Do these numbers look familiar?
That’s right – if LinkedIn gave you 100 InMails/mo and credited you only for InMails with no response (old policy), you would in theory only be able to send 125 InMails/mo even with an admirable 80% response rate, which is the same number of InMails you could send from an initial allotment of 100 and a response rate of 20% under the new policy. Ouch.
In this light, effective messengers should rejoice over LinkedIn’s new policy.
If you’re an effective messenger and can achieve high response rates from your InMails, the new policy is great, and certainly a dramatic improvement over the old policy, which actually punished people with high response rates when considering the amount of InMails LinkedIn credited to people with very low response rates under the old policy.
On the other hand, for people who are ineffective messengers (including spammers, of course) and those people who simply can’t achieve high response rates, the new policy will appear to be a curse, significantly reducing the number of InMails they can send when compared to the massive InMail credits they would have previously “earned” from their low response rates.
Oh, and let’s not forget that if you could get a 100% response rate, you could in theory be rewarded with unlimited InMails, whereas with the old policy, you would be rewarded with 0.
Of course, as I noted above, there are many challenges to achieving very high response rates from LinkedIn InMails, even for people who craft dynamite, highly personalized messages, and this means that the value proposition of LinkedIn licenses might change significantly for some folks and companies.
Ultimately, change is inevitable, and I’d like to share a quote which is typically erroneously attributed to Charles Darwin; “It is not the strongest of the species that survives, nor the most intelligent that survives.
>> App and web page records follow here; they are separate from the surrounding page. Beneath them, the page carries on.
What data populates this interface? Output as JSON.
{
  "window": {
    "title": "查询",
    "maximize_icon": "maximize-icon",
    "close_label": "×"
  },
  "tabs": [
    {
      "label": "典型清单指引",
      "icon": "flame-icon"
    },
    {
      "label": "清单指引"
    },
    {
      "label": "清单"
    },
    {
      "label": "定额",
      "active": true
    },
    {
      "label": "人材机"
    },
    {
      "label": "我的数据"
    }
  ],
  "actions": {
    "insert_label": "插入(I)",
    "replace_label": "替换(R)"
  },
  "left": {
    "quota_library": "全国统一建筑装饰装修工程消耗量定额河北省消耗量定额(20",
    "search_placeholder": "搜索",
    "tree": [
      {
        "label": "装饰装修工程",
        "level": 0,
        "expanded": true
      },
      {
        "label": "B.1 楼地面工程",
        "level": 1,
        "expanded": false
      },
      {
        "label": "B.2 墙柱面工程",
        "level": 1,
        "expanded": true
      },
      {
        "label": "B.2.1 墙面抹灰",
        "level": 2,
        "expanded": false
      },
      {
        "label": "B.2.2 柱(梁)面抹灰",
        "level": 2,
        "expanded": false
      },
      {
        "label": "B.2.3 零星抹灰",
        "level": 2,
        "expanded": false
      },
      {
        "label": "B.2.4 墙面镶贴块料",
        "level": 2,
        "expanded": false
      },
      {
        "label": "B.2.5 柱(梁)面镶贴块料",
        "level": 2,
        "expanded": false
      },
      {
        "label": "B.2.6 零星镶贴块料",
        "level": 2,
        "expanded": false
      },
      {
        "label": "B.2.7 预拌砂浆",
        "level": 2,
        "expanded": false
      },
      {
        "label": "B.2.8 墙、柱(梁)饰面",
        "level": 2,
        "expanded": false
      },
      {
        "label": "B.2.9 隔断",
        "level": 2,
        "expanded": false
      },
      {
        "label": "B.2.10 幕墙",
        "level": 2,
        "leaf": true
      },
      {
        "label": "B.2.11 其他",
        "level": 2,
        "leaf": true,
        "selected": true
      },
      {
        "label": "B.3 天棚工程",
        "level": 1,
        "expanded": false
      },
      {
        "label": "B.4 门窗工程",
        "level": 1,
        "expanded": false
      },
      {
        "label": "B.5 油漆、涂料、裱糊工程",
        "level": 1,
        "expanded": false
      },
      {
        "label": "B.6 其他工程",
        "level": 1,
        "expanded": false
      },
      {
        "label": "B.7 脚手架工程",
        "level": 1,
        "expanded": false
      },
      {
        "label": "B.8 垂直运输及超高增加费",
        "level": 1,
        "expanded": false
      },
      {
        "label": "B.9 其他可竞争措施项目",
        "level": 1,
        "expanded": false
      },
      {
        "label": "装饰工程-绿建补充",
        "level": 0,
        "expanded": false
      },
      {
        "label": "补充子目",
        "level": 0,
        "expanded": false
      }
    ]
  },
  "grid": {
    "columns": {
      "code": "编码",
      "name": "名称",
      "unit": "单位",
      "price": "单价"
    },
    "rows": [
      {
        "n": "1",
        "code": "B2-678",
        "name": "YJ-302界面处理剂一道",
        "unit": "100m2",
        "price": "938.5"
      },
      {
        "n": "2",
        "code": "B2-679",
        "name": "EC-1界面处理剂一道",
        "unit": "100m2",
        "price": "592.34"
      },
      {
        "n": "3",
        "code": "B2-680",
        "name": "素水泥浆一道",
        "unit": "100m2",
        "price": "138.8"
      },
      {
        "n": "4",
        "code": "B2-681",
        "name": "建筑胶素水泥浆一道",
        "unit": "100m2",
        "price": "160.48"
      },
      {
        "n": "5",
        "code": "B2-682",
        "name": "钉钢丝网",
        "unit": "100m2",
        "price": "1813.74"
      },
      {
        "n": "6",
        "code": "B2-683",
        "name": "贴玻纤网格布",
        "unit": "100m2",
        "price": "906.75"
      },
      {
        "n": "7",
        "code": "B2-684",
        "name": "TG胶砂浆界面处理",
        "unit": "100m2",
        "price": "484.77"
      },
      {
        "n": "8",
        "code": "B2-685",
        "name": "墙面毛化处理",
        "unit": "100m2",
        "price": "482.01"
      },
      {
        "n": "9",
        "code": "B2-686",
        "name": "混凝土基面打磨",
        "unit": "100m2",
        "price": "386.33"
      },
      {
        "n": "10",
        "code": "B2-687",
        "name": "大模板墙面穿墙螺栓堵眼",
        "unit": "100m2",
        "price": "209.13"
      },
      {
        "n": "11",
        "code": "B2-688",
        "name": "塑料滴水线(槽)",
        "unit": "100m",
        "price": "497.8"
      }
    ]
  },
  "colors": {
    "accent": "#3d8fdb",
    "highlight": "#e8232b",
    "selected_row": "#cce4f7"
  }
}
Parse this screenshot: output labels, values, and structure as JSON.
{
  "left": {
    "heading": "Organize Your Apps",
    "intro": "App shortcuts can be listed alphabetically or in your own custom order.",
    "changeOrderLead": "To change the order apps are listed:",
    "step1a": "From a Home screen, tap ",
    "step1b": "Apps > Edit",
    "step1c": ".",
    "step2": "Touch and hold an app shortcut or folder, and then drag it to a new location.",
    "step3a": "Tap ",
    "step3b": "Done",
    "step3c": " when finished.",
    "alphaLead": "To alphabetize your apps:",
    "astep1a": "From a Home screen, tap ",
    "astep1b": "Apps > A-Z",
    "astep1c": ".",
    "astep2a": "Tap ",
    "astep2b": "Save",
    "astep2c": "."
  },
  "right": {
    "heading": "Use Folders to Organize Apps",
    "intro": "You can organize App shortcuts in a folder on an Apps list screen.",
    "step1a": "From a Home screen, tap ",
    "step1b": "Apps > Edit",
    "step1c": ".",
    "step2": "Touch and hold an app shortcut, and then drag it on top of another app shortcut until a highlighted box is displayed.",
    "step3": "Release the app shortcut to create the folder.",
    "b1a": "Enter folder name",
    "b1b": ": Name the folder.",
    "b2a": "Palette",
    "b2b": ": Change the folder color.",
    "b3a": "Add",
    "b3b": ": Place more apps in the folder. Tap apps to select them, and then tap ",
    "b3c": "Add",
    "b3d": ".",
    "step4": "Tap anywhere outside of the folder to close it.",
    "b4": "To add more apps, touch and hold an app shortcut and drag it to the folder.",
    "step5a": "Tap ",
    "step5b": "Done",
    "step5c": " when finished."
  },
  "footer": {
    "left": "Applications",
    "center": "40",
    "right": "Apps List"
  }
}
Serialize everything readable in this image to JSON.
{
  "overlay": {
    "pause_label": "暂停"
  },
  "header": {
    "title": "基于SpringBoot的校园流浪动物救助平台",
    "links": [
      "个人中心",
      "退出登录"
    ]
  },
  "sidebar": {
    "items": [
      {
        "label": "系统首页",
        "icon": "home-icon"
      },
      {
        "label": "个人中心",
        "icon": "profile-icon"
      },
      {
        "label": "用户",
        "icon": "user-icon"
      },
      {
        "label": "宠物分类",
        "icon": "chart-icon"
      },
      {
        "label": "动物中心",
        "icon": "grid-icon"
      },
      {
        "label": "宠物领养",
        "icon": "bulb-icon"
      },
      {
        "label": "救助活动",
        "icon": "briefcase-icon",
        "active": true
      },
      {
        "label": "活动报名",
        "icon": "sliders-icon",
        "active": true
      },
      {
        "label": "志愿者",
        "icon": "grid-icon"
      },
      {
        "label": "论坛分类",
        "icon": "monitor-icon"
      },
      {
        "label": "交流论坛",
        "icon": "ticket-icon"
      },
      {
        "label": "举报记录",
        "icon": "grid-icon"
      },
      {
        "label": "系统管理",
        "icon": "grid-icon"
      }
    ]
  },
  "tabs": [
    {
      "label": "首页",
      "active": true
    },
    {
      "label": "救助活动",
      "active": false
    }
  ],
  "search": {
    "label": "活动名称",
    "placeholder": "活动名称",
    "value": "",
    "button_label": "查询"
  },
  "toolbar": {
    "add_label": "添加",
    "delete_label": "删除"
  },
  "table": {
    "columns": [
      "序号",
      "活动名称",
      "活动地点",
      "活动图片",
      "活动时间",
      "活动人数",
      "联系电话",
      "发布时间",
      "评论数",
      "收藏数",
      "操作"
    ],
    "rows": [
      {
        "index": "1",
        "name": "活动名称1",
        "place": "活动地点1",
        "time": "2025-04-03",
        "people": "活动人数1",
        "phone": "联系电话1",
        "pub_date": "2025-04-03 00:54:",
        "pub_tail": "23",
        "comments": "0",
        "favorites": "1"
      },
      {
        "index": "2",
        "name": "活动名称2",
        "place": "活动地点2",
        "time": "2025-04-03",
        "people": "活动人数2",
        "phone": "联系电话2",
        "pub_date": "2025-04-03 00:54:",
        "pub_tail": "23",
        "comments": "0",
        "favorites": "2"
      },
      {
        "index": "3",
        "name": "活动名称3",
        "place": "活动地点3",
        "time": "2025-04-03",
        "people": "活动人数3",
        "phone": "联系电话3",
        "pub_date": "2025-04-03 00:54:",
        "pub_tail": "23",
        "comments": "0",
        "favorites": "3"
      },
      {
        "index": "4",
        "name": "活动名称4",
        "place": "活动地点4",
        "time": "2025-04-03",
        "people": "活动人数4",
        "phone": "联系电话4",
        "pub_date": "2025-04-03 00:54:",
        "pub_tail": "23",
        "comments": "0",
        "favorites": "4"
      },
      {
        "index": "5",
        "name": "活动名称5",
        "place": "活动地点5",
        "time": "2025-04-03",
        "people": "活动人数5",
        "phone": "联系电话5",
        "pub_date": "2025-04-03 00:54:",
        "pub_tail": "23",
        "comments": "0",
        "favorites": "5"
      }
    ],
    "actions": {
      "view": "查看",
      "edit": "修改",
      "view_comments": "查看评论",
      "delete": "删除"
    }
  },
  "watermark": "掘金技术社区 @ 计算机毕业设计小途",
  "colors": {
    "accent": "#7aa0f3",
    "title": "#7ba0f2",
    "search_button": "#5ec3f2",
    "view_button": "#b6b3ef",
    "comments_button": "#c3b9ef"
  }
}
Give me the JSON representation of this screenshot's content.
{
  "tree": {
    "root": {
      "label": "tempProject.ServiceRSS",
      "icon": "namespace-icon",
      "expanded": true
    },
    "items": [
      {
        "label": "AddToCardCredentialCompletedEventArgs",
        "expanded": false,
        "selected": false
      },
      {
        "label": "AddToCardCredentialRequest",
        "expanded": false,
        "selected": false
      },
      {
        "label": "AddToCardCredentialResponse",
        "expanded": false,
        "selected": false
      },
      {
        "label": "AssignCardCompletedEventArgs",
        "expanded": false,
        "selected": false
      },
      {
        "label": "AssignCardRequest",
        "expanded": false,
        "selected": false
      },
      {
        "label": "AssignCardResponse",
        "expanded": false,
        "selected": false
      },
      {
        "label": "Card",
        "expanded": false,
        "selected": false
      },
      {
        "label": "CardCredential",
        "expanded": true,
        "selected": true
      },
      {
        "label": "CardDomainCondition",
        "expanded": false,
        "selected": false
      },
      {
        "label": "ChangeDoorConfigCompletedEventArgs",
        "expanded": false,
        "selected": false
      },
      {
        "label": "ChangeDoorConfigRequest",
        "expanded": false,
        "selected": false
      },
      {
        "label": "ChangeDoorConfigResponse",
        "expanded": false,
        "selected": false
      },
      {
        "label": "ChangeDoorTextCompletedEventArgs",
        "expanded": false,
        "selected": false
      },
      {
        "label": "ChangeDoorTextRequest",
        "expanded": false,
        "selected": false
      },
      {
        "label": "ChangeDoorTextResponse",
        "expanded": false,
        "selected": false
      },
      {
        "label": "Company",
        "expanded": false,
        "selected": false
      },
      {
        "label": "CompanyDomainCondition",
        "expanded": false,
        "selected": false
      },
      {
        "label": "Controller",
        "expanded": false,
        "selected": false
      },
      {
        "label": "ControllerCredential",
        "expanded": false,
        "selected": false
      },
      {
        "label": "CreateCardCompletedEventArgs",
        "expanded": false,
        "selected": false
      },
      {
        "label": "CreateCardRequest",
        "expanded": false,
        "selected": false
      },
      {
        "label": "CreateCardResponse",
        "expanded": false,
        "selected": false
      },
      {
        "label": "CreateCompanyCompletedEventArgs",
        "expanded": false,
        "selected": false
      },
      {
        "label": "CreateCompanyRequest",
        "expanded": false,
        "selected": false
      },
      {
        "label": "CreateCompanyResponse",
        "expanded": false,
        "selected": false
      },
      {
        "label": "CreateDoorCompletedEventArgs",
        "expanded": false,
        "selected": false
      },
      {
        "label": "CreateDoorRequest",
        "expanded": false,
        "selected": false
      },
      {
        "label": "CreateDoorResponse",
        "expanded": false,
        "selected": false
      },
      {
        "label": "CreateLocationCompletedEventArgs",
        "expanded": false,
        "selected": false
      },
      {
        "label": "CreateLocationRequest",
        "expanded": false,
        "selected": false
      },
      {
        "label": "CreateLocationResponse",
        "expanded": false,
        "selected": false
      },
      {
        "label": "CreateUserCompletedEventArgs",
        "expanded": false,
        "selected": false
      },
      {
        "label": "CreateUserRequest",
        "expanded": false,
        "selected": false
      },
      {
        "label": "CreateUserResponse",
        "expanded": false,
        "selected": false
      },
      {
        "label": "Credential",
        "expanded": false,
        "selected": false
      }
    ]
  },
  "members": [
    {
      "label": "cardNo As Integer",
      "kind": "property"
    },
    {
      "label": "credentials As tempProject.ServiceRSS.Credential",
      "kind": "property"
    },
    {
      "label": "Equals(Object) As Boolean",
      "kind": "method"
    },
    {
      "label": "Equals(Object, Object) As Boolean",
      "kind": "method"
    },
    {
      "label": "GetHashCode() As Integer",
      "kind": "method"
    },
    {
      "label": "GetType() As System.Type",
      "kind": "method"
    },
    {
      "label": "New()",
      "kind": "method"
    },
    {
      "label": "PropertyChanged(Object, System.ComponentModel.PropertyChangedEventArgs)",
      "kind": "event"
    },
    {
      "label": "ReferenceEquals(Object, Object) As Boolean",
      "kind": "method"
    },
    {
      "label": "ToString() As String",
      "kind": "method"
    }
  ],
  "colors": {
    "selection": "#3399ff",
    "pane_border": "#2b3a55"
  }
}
It is the one that is most adaptable to change.”
In any event, I hope you enjoyed my basic visualizations of the old vs. new LinkedIn InMail policies.